EXERCISE DESCRIPTION »
Whether an entry is long or short, retype it exactly.

Dataset items »
▬▬▬▬▬▬▬▬▬▬

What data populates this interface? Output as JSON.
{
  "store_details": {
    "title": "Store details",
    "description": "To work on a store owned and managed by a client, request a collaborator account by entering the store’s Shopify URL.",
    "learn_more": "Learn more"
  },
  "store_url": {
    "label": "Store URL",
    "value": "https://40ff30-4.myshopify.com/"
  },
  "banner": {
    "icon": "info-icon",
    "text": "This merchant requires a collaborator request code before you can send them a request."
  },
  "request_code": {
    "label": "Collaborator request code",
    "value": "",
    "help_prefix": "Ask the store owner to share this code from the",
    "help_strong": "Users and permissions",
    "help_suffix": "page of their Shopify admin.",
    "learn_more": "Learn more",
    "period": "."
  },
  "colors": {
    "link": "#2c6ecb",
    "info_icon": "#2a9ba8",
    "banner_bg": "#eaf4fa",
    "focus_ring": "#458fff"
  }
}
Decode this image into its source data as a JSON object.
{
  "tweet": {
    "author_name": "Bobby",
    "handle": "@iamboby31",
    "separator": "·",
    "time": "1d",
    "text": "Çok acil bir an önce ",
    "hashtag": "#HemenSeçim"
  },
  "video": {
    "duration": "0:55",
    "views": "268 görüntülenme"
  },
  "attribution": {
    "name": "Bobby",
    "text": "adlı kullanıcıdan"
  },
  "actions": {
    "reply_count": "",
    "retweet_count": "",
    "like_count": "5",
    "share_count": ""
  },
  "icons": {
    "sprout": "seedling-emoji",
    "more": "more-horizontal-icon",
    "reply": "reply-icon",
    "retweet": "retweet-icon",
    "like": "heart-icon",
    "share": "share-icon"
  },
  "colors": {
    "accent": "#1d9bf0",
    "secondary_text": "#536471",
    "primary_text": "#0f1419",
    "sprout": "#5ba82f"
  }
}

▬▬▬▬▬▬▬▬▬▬

EXERCISE RESPONSE »
What data populates this interface? Output as JSON.
{
  "store_details": {
    "title": "Store details",
    "description": "To work on a store owned and managed by a client, request a collaborator account by entering the store’s Shopify URL.",
    "learn_more": "Learn more"
  },
  "store_url": {
    "label": "Store URL",
    "value": "https://40ff30-4.myshopify.com/"
  },
  "banner": {
    "icon": "info-icon",
    "text": "This merchant requires a collaborator request code before you can send them a request."
  },
  "request_code": {
    "label": "Collaborator request code",
    "value": "",
    "help_prefix": "Ask the store owner to share this code from the",
    "help_strong": "Users and permissions",
    "help_suffix": "page of their Shopify admin.",
    "learn_more": "Learn more",
    "period": "."
  },
  "colors": {
    "link": "#2c6ecb",
    "info_icon": "#2a9ba8",
    "banner_bg": "#eaf4fa",
    "focus_ring": "#458fff"
  }
}
Decode this image into its source data as a JSON object.
{
  "tweet": {
    "author_name": "Bobby",
    "handle": "@iamboby31",
    "separator": "·",
    "time": "1d",
    "text": "Çok acil bir an önce ",
    "hashtag": "#HemenSeçim"
  },
  "video": {
    "duration": "0:55",
    "views": "268 görüntülenme"
  },
  "attribution": {
    "name": "Bobby",
    "text": "adlı kullanıcıdan"
  },
  "actions": {
    "reply_count": "",
    "retweet_count": "",
    "like_count": "5",
    "share_count": ""
  },
  "icons": {
    "sprout": "seedling-emoji",
    "more": "more-horizontal-icon",
    "reply": "reply-icon",
    "retweet": "retweet-icon",
    "like": "heart-icon",
    "share": "share-icon"
  },
  "colors": {
    "accent": "#1d9bf0",
    "secondary_text": "#536471",
    "primary_text": "#0f1419",
    "sprout": "#5ba82f"
  }
}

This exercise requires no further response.